HSI CALLS FOR END OF NSW NORTH COAST SHARK NET TRIAL AFTER DEADLY RESULTS REVEALED
9th May 2017
Results have today been released for the fifth month of the NSW North Coast Shark Meshing Trial. Another 50 harmless marine animals have died needlessly, prompting Humane Society International (HSI) Australia to call for the end of the lethal program as the whale migration season begins.
The results included the deaths of one critically endangered grey nurse shark, four great hammerhead sharks, 25 pygmy devilrays, six common blacktip sharks and one vulnerable green turtle. These animals are not considered a risk to humans. No target sharks were caught in the nets, however one white shark died in the SMART drum line program in Ballina. Great white sharks are also a threatened species.

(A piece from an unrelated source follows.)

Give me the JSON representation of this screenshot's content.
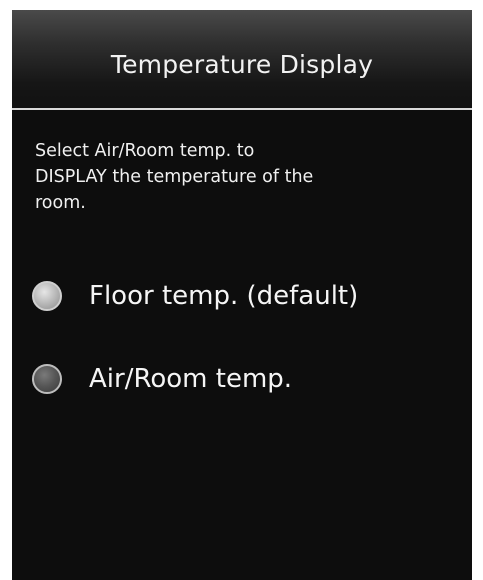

“Another month and even more deaths of protected marine life in our oceans. It’s high time the NSW Government realised that culls through shark nets and drum lines don’t make our beaches safer and have nothing but a hazardous impact on the species they are responsible for protecting. It’s time to end the trial in favour of a common sense approach,” said Nicola Beynon, Head of Campaigns for HSI Australia.
During the fifth month of the NSW North Coast Shark Meshing Trial, nets were deployed for totals of 22–30 days at five beaches. The death toll of marine species now stands at 130 since the trial began in December.
There has also been a growing concern about the impact of the lethal nets on humpback whales that have begun their seasonal migration northward along the east coast of Australia. Shark nets were recently pulled up at beaches in Newcastle, Sydney and Wollongong due to the start of the whale migration season, but will remain in place in the North Coast due to the trial’s six-month timespan.
“There are already reports of humpback whales moving northward to warmer waters for the winter season, so before any whales get added to the list of marine deaths, the nets should be removed to allow for their safe passage,” Ms Beynon continued.
Humane Society International recently submitted a scientific nomination for the NSW and Queensland Shark Control Programs to be listed as a Key Threatening Process under the Federal EPBC Act. The impact on the grey nurse shark is a key concern with the critically endangered population unable to sustain unnatural mortality.
“It makes sense for the Federal Environment Minister to refer the nomination to his Threatened Species Scientific Committee as a priority to allow a robust and independent scientific assessment to inform government decision making. A sensible approach to mitigating the risk of shark attack includes investment in aerial surveillance technologies like drones and shark spotting devices, which don’t cause the ecological damage of ineffective culling programs such as nets and drum lines,” Ms Beynon concluded.